# PROBLEM TO WORK ON
Pull every line containing "credits" from the listing.

# DATASET ENTRIES
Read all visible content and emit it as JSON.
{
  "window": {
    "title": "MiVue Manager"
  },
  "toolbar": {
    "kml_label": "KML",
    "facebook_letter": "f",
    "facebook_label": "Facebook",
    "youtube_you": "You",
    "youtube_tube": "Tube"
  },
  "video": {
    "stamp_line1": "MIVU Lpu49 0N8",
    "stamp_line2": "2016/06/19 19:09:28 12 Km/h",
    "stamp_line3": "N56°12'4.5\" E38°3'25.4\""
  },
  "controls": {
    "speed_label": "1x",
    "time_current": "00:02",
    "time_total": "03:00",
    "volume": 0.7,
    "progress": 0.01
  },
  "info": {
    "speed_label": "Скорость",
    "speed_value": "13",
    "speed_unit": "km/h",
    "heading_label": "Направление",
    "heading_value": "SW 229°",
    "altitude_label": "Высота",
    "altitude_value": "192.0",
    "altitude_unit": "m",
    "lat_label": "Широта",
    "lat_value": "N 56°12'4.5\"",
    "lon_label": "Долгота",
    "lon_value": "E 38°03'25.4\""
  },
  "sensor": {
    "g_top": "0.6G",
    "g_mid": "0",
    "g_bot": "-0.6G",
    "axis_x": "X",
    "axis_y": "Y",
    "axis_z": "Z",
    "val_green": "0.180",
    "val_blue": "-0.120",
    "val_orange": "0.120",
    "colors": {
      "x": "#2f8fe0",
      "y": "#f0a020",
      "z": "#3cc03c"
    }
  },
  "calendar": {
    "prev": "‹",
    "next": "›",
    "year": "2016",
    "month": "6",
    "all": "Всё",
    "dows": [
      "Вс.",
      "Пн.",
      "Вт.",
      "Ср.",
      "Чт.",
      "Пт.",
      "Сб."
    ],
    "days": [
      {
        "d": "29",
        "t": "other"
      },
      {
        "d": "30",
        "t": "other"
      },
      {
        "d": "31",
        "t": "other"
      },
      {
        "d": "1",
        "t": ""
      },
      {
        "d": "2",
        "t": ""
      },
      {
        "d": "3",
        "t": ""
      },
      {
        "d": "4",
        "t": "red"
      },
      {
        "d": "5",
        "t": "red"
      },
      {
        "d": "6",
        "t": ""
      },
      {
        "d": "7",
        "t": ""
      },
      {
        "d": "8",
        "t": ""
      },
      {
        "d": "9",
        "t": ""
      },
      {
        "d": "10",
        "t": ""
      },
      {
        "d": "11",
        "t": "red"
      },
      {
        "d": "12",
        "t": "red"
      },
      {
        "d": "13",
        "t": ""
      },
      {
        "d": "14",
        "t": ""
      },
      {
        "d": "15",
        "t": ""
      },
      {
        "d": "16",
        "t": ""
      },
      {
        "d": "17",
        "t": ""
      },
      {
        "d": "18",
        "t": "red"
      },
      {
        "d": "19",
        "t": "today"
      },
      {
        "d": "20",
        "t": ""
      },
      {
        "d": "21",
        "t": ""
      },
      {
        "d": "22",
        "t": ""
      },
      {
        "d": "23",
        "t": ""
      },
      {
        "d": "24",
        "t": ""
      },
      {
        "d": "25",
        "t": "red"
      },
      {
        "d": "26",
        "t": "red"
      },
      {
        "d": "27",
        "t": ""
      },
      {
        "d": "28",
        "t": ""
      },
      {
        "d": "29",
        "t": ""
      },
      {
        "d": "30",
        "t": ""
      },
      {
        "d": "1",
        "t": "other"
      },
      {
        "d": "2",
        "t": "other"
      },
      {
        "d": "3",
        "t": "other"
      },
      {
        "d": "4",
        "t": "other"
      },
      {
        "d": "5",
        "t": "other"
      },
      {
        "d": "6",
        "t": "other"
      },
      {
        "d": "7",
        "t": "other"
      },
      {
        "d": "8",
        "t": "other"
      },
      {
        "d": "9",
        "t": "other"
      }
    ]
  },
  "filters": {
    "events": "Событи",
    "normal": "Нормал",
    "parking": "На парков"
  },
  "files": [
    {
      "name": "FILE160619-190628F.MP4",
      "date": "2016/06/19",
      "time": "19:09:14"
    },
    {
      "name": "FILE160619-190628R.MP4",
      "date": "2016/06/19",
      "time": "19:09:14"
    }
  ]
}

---

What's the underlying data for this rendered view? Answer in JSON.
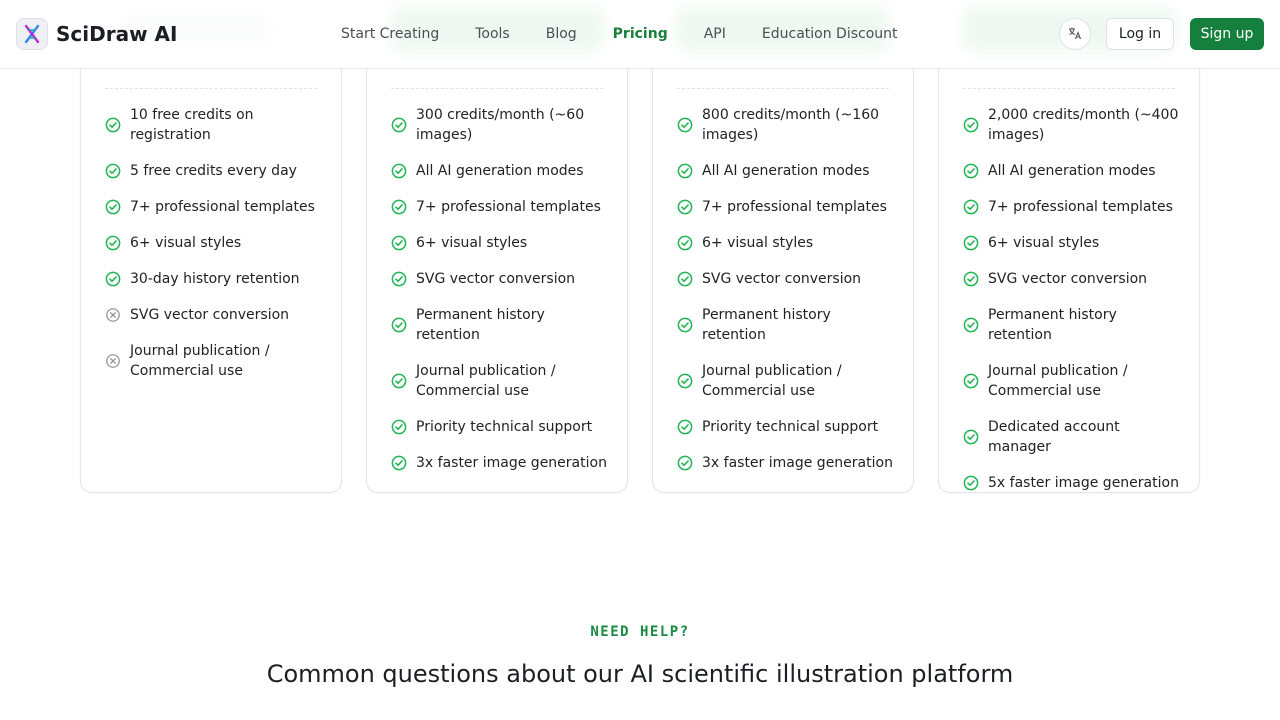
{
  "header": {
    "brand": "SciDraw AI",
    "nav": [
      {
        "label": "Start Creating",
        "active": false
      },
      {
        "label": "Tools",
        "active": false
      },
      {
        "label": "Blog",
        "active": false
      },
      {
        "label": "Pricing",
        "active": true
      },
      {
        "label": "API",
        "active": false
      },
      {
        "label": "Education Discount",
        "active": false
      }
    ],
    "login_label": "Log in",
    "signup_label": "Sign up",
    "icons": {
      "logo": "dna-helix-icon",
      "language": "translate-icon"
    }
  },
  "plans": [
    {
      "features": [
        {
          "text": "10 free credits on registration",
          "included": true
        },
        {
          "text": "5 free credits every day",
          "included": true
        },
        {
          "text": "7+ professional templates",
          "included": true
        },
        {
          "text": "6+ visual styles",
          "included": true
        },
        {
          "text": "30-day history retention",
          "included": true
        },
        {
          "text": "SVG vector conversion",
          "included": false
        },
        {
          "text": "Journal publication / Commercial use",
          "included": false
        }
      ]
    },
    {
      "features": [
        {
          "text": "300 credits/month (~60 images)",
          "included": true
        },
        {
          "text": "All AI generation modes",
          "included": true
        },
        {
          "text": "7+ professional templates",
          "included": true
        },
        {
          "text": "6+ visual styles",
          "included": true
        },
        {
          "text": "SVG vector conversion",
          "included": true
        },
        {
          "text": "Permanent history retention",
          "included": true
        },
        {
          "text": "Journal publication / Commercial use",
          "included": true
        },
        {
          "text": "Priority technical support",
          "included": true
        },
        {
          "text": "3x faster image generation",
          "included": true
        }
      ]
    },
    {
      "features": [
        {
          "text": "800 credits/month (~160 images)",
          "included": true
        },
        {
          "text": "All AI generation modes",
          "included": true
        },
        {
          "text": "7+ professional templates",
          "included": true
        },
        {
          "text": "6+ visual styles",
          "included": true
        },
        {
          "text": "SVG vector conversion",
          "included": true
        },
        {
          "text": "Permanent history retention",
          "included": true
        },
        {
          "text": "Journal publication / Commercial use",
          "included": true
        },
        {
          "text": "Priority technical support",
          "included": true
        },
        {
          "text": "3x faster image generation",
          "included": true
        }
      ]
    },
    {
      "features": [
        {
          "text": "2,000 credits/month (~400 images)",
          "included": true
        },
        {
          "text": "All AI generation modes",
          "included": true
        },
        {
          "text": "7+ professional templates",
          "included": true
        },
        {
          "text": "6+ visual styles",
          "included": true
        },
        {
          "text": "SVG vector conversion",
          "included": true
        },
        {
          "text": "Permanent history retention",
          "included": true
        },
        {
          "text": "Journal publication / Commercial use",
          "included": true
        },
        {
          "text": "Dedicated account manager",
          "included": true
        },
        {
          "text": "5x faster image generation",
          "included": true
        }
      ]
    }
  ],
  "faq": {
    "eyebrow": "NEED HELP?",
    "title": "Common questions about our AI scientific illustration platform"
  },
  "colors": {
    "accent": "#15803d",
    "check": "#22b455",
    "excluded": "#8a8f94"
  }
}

# ANSWER AREA
          "text": "10 free credits on registration",
          "text": "5 free credits every day",
          "text": "300 credits/month (~60 images)",
          "text": "800 credits/month (~160 images)",
          "text": "2,000 credits/month (~400 images)",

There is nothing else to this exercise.